▶ **LISTED RECORDS**

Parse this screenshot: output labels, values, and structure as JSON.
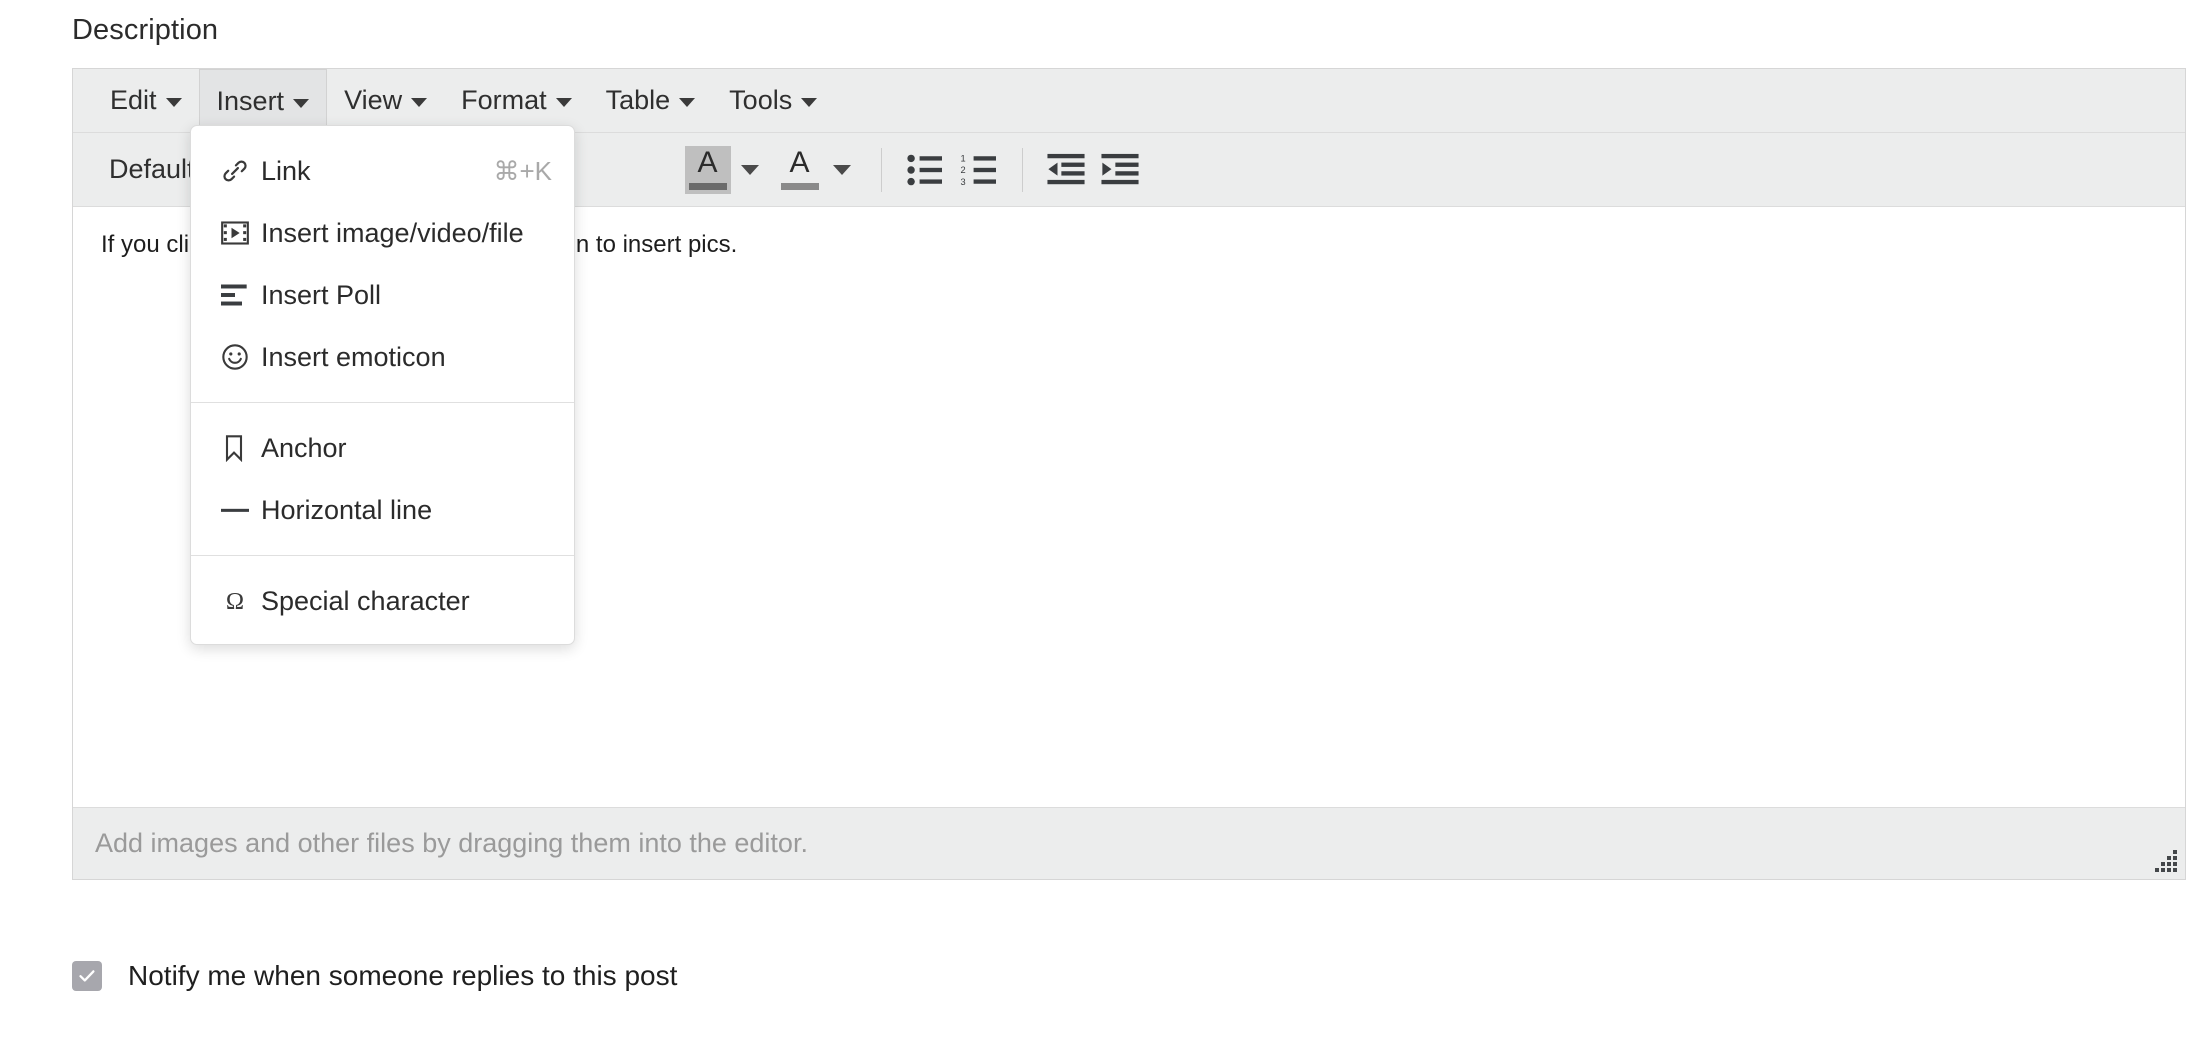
{
  "field": {
    "label": "Description"
  },
  "menubar": {
    "items": [
      {
        "label": "Edit",
        "name": "menu-edit",
        "active": false
      },
      {
        "label": "Insert",
        "name": "menu-insert",
        "active": true
      },
      {
        "label": "View",
        "name": "menu-view",
        "active": false
      },
      {
        "label": "Format",
        "name": "menu-format",
        "active": false
      },
      {
        "label": "Table",
        "name": "menu-table",
        "active": false
      },
      {
        "label": "Tools",
        "name": "menu-tools",
        "active": false
      }
    ]
  },
  "toolbar": {
    "format_select": "Default",
    "buttons": [
      {
        "name": "text-color-button",
        "icon": "letter-a-foreground-color-icon"
      },
      {
        "name": "text-color-dropdown",
        "icon": "chevron-down-icon"
      },
      {
        "name": "background-color-button",
        "icon": "letter-a-background-color-icon"
      },
      {
        "name": "background-color-dropdown",
        "icon": "chevron-down-icon"
      },
      {
        "name": "bullet-list-button",
        "icon": "bullet-list-icon"
      },
      {
        "name": "numbered-list-button",
        "icon": "numbered-list-icon"
      },
      {
        "name": "outdent-button",
        "icon": "outdent-icon"
      },
      {
        "name": "indent-button",
        "icon": "indent-icon"
      }
    ]
  },
  "insert_menu": {
    "groups": [
      {
        "items": [
          {
            "label": "Link",
            "shortcut": "⌘+K",
            "icon": "link-icon"
          },
          {
            "label": "Insert image/video/file",
            "shortcut": "",
            "icon": "media-film-icon"
          },
          {
            "label": "Insert Poll",
            "shortcut": "",
            "icon": "poll-icon"
          },
          {
            "label": "Insert emoticon",
            "shortcut": "",
            "icon": "smiley-face-icon"
          }
        ]
      },
      {
        "items": [
          {
            "label": "Anchor",
            "shortcut": "",
            "icon": "bookmark-icon"
          },
          {
            "label": "Horizontal line",
            "shortcut": "",
            "icon": "horizontal-line-icon"
          }
        ]
      },
      {
        "items": [
          {
            "label": "Special character",
            "shortcut": "",
            "icon": "omega-icon"
          }
        ]
      }
    ]
  },
  "body": {
    "text_before": "If you clic",
    "text_after": "ar with an option to insert pics.",
    "full_text": "If you click Insert, the menu bar with an option to insert pics."
  },
  "dropzone": {
    "text": "Add images and other files by dragging them into the editor."
  },
  "notify": {
    "label": "Notify me when someone replies to this post",
    "checked": true
  },
  "colors": {
    "toolbar_bg": "#eceded",
    "border": "#d6d6d6",
    "text": "#2b2b2b",
    "muted": "#9a9a9a",
    "checkbox": "#a7a7ad"
  }
}
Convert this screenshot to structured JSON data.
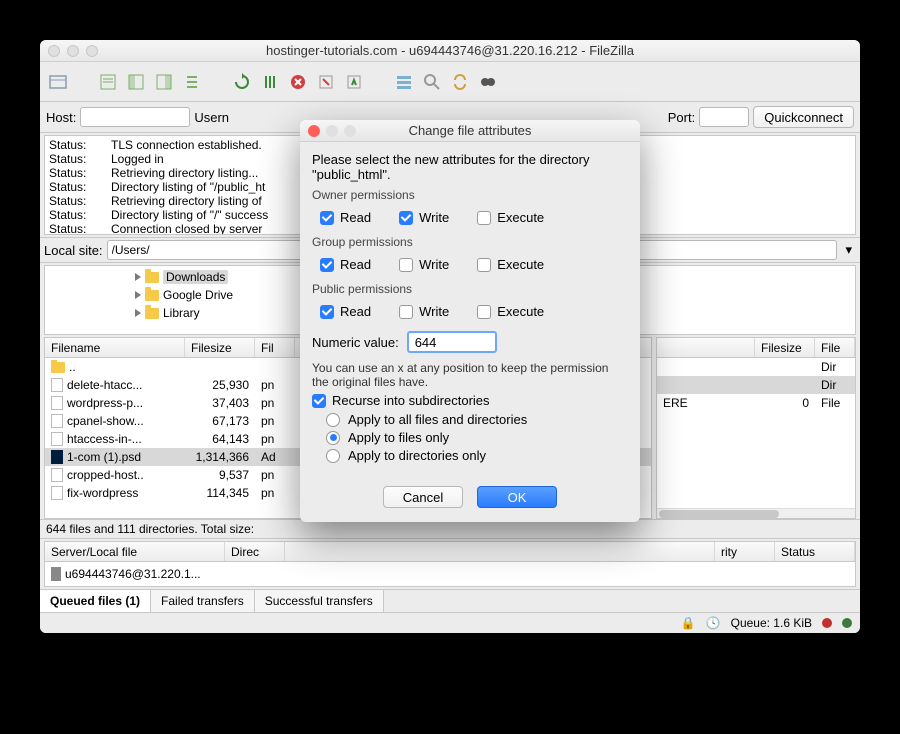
{
  "window_title": "hostinger-tutorials.com - u694443746@31.220.16.212 - FileZilla",
  "conn": {
    "host_label": "Host:",
    "user_label": "Usern",
    "port_label": "Port:",
    "quickconnect": "Quickconnect"
  },
  "log": [
    {
      "k": "Status:",
      "v": "TLS connection established."
    },
    {
      "k": "Status:",
      "v": "Logged in"
    },
    {
      "k": "Status:",
      "v": "Retrieving directory listing..."
    },
    {
      "k": "Status:",
      "v": "Directory listing of \"/public_ht"
    },
    {
      "k": "Status:",
      "v": "Retrieving directory listing of "
    },
    {
      "k": "Status:",
      "v": "Directory listing of \"/\" success"
    },
    {
      "k": "Status:",
      "v": "Connection closed by server"
    }
  ],
  "localsite_label": "Local site:",
  "localsite_value": "/Users/",
  "tree": [
    {
      "name": "Downloads",
      "sel": true
    },
    {
      "name": "Google Drive",
      "sel": false
    },
    {
      "name": "Library",
      "sel": false
    }
  ],
  "left_cols": {
    "c1": "Filename",
    "c2": "Filesize",
    "c3": "Fil"
  },
  "right_cols": {
    "c1": "",
    "c2": "Filesize",
    "c3": "File"
  },
  "left_rows": [
    {
      "name": "..",
      "size": "",
      "type": "",
      "icon": "folder"
    },
    {
      "name": "delete-htacc...",
      "size": "25,930",
      "type": "pn",
      "icon": "file"
    },
    {
      "name": "wordpress-p...",
      "size": "37,403",
      "type": "pn",
      "icon": "file"
    },
    {
      "name": "cpanel-show...",
      "size": "67,173",
      "type": "pn",
      "icon": "file"
    },
    {
      "name": "htaccess-in-...",
      "size": "64,143",
      "type": "pn",
      "icon": "file"
    },
    {
      "name": "1-com (1).psd",
      "size": "1,314,366",
      "type": "Ad",
      "icon": "psd",
      "hl": true
    },
    {
      "name": "cropped-host..",
      "size": "9,537",
      "type": "pn",
      "icon": "file"
    },
    {
      "name": "fix-wordpress",
      "size": "114,345",
      "type": "pn",
      "icon": "file"
    }
  ],
  "right_rows": [
    {
      "name": "",
      "size": "",
      "type": "Dir"
    },
    {
      "name": "",
      "size": "",
      "type": "Dir"
    },
    {
      "name": "ERE",
      "size": "0",
      "type": "File"
    }
  ],
  "statusline": "644 files and 111 directories. Total size:",
  "queue_cols": {
    "a": "Server/Local file",
    "b": "Direc",
    "c": "rity",
    "d": "Status"
  },
  "queue_row": "u694443746@31.220.1...",
  "tabs": {
    "a": "Queued files (1)",
    "b": "Failed transfers",
    "c": "Successful transfers"
  },
  "bottom": {
    "queue": "Queue: 1.6 KiB"
  },
  "modal": {
    "title": "Change file attributes",
    "prompt1": "Please select the new attributes for the directory",
    "prompt2": "\"public_html\".",
    "owner_label": "Owner permissions",
    "group_label": "Group permissions",
    "public_label": "Public permissions",
    "read": "Read",
    "write": "Write",
    "exec": "Execute",
    "numeric_label": "Numeric value:",
    "numeric_value": "644",
    "hint": "You can use an x at any position to keep the permission the original files have.",
    "recurse": "Recurse into subdirectories",
    "r1": "Apply to all files and directories",
    "r2": "Apply to files only",
    "r3": "Apply to directories only",
    "cancel": "Cancel",
    "ok": "OK"
  }
}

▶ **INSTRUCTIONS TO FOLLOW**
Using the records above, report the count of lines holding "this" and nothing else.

▶ **THE COMPLETED TASK**
3